What the exercise asks: Could you output the complete listing given below exactly?
+++ Material to process
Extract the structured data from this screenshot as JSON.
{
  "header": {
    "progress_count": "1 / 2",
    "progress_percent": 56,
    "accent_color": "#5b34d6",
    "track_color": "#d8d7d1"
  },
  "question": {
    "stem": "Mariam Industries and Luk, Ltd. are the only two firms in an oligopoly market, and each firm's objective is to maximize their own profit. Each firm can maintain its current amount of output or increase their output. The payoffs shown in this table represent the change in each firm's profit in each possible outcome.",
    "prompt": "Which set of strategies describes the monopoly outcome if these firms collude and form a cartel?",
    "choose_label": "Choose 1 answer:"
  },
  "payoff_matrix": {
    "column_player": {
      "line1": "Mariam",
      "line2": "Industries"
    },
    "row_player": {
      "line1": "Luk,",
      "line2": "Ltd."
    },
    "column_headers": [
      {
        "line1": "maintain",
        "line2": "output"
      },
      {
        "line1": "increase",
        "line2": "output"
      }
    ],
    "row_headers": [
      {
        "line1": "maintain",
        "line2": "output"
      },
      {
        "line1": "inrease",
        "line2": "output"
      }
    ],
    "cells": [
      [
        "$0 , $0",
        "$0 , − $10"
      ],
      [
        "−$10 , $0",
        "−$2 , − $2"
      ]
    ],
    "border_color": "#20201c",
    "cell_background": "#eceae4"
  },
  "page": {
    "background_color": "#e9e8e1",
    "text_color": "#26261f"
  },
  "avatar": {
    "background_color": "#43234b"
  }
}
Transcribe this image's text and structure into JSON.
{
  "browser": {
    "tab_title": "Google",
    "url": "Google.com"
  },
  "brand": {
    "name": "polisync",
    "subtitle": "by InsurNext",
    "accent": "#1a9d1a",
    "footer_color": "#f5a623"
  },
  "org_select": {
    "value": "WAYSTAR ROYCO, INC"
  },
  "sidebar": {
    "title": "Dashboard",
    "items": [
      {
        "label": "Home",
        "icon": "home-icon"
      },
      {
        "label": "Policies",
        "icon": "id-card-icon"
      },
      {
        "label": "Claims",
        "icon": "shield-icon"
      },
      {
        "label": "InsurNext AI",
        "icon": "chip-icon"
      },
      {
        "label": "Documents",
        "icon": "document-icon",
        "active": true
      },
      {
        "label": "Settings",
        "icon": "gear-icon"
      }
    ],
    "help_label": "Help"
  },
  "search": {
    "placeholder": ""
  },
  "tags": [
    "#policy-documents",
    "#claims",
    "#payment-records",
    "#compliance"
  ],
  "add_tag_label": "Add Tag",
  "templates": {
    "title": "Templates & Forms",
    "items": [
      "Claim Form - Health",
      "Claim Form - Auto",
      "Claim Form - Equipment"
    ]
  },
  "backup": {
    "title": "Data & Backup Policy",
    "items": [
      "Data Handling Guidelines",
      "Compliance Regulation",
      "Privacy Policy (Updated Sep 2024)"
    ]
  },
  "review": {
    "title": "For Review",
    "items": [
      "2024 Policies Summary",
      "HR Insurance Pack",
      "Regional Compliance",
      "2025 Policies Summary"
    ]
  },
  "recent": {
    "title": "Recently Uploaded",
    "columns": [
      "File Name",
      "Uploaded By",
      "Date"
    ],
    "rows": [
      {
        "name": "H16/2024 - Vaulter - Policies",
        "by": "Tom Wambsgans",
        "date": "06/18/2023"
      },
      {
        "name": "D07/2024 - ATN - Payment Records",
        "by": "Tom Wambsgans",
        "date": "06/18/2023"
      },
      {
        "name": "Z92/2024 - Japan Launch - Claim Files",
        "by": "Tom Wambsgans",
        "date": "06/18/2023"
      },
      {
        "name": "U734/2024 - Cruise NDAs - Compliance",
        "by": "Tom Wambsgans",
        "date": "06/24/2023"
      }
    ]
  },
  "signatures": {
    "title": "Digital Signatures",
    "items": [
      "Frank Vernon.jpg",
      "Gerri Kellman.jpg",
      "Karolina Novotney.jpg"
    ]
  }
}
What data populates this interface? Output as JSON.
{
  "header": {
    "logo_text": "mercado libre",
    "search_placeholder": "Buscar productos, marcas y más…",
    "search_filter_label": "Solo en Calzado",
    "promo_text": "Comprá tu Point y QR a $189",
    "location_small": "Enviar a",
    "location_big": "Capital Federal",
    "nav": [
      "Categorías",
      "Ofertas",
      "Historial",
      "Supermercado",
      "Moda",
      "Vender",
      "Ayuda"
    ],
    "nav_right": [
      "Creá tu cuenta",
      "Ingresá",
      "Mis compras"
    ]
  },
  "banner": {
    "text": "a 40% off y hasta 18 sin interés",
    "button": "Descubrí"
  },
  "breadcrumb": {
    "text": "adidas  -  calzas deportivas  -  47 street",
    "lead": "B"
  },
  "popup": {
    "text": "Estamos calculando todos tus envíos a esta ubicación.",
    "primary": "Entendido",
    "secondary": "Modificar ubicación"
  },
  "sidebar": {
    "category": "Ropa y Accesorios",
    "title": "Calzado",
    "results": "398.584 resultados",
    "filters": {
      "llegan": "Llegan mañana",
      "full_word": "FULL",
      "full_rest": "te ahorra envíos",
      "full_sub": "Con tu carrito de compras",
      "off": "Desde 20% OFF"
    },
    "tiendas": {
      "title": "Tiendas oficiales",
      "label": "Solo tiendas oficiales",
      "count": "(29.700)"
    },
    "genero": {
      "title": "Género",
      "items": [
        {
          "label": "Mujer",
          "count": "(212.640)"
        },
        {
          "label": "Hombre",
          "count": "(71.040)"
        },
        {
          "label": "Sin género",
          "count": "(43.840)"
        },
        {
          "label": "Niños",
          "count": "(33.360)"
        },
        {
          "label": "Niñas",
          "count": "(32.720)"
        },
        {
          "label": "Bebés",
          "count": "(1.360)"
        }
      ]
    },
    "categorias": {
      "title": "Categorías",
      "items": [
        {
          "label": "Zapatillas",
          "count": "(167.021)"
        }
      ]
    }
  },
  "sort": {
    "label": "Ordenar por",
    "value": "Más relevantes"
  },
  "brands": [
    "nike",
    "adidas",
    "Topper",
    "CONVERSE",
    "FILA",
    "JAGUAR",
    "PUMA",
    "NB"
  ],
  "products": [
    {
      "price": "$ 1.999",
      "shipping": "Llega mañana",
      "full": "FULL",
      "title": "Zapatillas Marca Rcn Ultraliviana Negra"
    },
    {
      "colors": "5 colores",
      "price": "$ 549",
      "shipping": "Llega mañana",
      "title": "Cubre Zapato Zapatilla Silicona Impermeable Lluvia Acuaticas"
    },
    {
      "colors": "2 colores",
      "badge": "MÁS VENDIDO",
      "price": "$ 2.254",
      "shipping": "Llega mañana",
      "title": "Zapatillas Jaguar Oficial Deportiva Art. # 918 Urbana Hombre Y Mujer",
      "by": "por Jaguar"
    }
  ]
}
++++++
Answer section:
Extract the structured data from this screenshot as JSON.
{
  "header": {
    "progress_count": "1 / 2",
    "progress_percent": 56,
    "accent_color": "#5b34d6",
    "track_color": "#d8d7d1"
  },
  "question": {
    "stem": "Mariam Industries and Luk, Ltd. are the only two firms in an oligopoly market, and each firm's objective is to maximize their own profit. Each firm can maintain its current amount of output or increase their output. The payoffs shown in this table represent the change in each firm's profit in each possible outcome.",
    "prompt": "Which set of strategies describes the monopoly outcome if these firms collude and form a cartel?",
    "choose_label": "Choose 1 answer:"
  },
  "payoff_matrix": {
    "column_player": {
      "line1": "Mariam",
      "line2": "Industries"
    },
    "row_player": {
      "line1": "Luk,",
      "line2": "Ltd."
    },
    "column_headers": [
      {
        "line1": "maintain",
        "line2": "output"
      },
      {
        "line1": "increase",
        "line2": "output"
      }
    ],
    "row_headers": [
      {
        "line1": "maintain",
        "line2": "output"
      },
      {
        "line1": "inrease",
        "line2": "output"
      }
    ],
    "cells": [
      [
        "$0 , $0",
        "$0 , − $10"
      ],
      [
        "−$10 , $0",
        "−$2 , − $2"
      ]
    ],
    "border_color": "#20201c",
    "cell_background": "#eceae4"
  },
  "page": {
    "background_color": "#e9e8e1",
    "text_color": "#26261f"
  },
  "avatar": {
    "background_color": "#43234b"
  }
}
Transcribe this image's text and structure into JSON.
{
  "browser": {
    "tab_title": "Google",
    "url": "Google.com"
  },
  "brand": {
    "name": "polisync",
    "subtitle": "by InsurNext",
    "accent": "#1a9d1a",
    "footer_color": "#f5a623"
  },
  "org_select": {
    "value": "WAYSTAR ROYCO, INC"
  },
  "sidebar": {
    "title": "Dashboard",
    "items": [
      {
        "label": "Home",
        "icon": "home-icon"
      },
      {
        "label": "Policies",
        "icon": "id-card-icon"
      },
      {
        "label": "Claims",
        "icon": "shield-icon"
      },
      {
        "label": "InsurNext AI",
        "icon": "chip-icon"
      },
      {
        "label": "Documents",
        "icon": "document-icon",
        "active": true
      },
      {
        "label": "Settings",
        "icon": "gear-icon"
      }
    ],
    "help_label": "Help"
  },
  "search": {
    "placeholder": ""
  },
  "tags": [
    "#policy-documents",
    "#claims",
    "#payment-records",
    "#compliance"
  ],
  "add_tag_label": "Add Tag",
  "templates": {
    "title": "Templates & Forms",
    "items": [
      "Claim Form - Health",
      "Claim Form - Auto",
      "Claim Form - Equipment"
    ]
  },
  "backup": {
    "title": "Data & Backup Policy",
    "items": [
      "Data Handling Guidelines",
      "Compliance Regulation",
      "Privacy Policy (Updated Sep 2024)"
    ]
  },
  "review": {
    "title": "For Review",
    "items": [
      "2024 Policies Summary",
      "HR Insurance Pack",
      "Regional Compliance",
      "2025 Policies Summary"
    ]
  },
  "recent": {
    "title": "Recently Uploaded",
    "columns": [
      "File Name",
      "Uploaded By",
      "Date"
    ],
    "rows": [
      {
        "name": "H16/2024 - Vaulter - Policies",
        "by": "Tom Wambsgans",
        "date": "06/18/2023"
      },
      {
        "name": "D07/2024 - ATN - Payment Records",
        "by": "Tom Wambsgans",
        "date": "06/18/2023"
      },
      {
        "name": "Z92/2024 - Japan Launch - Claim Files",
        "by": "Tom Wambsgans",
        "date": "06/18/2023"
      },
      {
        "name": "U734/2024 - Cruise NDAs - Compliance",
        "by": "Tom Wambsgans",
        "date": "06/24/2023"
      }
    ]
  },
  "signatures": {
    "title": "Digital Signatures",
    "items": [
      "Frank Vernon.jpg",
      "Gerri Kellman.jpg",
      "Karolina Novotney.jpg"
    ]
  }
}
What data populates this interface? Output as JSON.
{
  "header": {
    "logo_text": "mercado libre",
    "search_placeholder": "Buscar productos, marcas y más…",
    "search_filter_label": "Solo en Calzado",
    "promo_text": "Comprá tu Point y QR a $189",
    "location_small": "Enviar a",
    "location_big": "Capital Federal",
    "nav": [
      "Categorías",
      "Ofertas",
      "Historial",
      "Supermercado",
      "Moda",
      "Vender",
      "Ayuda"
    ],
    "nav_right": [
      "Creá tu cuenta",
      "Ingresá",
      "Mis compras"
    ]
  },
  "banner": {
    "text": "a 40% off y hasta 18 sin interés",
    "button": "Descubrí"
  },
  "breadcrumb": {
    "text": "adidas  -  calzas deportivas  -  47 street",
    "lead": "B"
  },
  "popup": {
    "text": "Estamos calculando todos tus envíos a esta ubicación.",
    "primary": "Entendido",
    "secondary": "Modificar ubicación"
  },
  "sidebar": {
    "category": "Ropa y Accesorios",
    "title": "Calzado",
    "results": "398.584 resultados",
    "filters": {
      "llegan": "Llegan mañana",
      "full_word": "FULL",
      "full_rest": "te ahorra envíos",
      "full_sub": "Con tu carrito de compras",
      "off": "Desde 20% OFF"
    },
    "tiendas": {
      "title": "Tiendas oficiales",
      "label": "Solo tiendas oficiales",
      "count": "(29.700)"
    },
    "genero": {
      "title": "Género",
      "items": [
        {
          "label": "Mujer",
          "count": "(212.640)"
        },
        {
          "label": "Hombre",
          "count": "(71.040)"
        },
        {
          "label": "Sin género",
          "count": "(43.840)"
        },
        {
          "label": "Niños",
          "count": "(33.360)"
        },
        {
          "label": "Niñas",
          "count": "(32.720)"
        },
        {
          "label": "Bebés",
          "count": "(1.360)"
        }
      ]
    },
    "categorias": {
      "title": "Categorías",
      "items": [
        {
          "label": "Zapatillas",
          "count": "(167.021)"
        }
      ]
    }
  },
  "sort": {
    "label": "Ordenar por",
    "value": "Más relevantes"
  },
  "brands": [
    "nike",
    "adidas",
    "Topper",
    "CONVERSE",
    "FILA",
    "JAGUAR",
    "PUMA",
    "NB"
  ],
  "products": [
    {
      "price": "$ 1.999",
      "shipping": "Llega mañana",
      "full": "FULL",
      "title": "Zapatillas Marca Rcn Ultraliviana Negra"
    },
    {
      "colors": "5 colores",
      "price": "$ 549",
      "shipping": "Llega mañana",
      "title": "Cubre Zapato Zapatilla Silicona Impermeable Lluvia Acuaticas"
    },
    {
      "colors": "2 colores",
      "badge": "MÁS VENDIDO",
      "price": "$ 2.254",
      "shipping": "Llega mañana",
      "title": "Zapatillas Jaguar Oficial Deportiva Art. # 918 Urbana Hombre Y Mujer",
      "by": "por Jaguar"
    }
  ]
}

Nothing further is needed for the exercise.